DESCRIPTION OF THE TASK =>
Your task is to count the lines of the records that contain "text". Answer with the number and nothing else.

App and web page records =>

****************************************

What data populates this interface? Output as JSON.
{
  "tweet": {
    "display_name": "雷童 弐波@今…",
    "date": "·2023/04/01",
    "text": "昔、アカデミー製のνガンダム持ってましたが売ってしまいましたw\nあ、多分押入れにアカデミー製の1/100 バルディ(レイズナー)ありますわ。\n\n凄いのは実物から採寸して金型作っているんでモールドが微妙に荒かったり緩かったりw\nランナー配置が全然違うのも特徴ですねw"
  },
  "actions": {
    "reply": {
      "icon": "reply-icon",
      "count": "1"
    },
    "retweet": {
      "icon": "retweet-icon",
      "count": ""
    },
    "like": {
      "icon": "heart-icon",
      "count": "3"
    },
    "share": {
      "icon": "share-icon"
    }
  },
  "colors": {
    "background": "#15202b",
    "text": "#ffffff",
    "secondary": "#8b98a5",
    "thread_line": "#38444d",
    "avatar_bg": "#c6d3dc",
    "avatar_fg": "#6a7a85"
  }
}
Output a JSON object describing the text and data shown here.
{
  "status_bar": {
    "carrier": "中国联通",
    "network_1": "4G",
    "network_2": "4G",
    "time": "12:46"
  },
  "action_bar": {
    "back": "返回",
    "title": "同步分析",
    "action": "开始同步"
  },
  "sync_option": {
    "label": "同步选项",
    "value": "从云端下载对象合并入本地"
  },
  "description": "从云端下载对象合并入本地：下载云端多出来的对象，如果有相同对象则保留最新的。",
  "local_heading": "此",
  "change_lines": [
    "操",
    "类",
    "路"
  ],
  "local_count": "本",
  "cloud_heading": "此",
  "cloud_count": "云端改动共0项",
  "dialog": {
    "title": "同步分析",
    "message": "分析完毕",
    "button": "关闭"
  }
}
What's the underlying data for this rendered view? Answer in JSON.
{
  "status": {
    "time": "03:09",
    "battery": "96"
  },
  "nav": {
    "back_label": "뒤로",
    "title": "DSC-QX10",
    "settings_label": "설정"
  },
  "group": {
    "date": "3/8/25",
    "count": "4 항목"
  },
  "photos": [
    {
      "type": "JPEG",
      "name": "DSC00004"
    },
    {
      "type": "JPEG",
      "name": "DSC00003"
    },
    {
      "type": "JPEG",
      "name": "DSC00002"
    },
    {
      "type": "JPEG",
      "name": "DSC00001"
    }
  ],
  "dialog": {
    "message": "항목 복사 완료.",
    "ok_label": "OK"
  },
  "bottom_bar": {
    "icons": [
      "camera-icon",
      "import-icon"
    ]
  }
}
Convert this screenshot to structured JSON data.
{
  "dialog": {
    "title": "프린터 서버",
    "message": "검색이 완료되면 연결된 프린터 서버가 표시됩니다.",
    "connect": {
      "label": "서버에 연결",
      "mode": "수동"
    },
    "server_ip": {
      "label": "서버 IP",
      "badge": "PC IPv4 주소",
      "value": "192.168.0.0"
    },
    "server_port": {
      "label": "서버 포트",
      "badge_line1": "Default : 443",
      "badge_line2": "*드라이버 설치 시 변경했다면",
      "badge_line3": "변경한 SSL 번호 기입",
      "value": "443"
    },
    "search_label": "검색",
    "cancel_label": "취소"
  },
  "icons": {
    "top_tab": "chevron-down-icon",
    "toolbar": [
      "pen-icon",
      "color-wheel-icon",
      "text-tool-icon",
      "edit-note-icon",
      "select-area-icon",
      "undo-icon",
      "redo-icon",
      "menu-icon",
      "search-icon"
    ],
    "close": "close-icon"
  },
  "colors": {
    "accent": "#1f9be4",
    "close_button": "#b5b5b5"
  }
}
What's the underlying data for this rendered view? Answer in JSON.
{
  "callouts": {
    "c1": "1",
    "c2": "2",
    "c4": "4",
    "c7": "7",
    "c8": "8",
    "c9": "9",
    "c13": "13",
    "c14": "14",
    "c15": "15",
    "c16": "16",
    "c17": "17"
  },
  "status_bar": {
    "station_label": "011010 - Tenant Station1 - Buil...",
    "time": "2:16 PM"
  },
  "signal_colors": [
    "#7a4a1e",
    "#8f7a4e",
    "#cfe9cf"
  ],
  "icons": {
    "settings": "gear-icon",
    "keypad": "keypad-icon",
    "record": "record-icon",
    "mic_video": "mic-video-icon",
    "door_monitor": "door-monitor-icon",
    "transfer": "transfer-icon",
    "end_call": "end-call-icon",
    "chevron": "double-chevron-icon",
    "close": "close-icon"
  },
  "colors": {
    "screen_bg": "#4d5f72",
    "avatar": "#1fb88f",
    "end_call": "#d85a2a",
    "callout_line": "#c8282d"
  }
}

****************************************

EXERCISE OUTPUT =>
4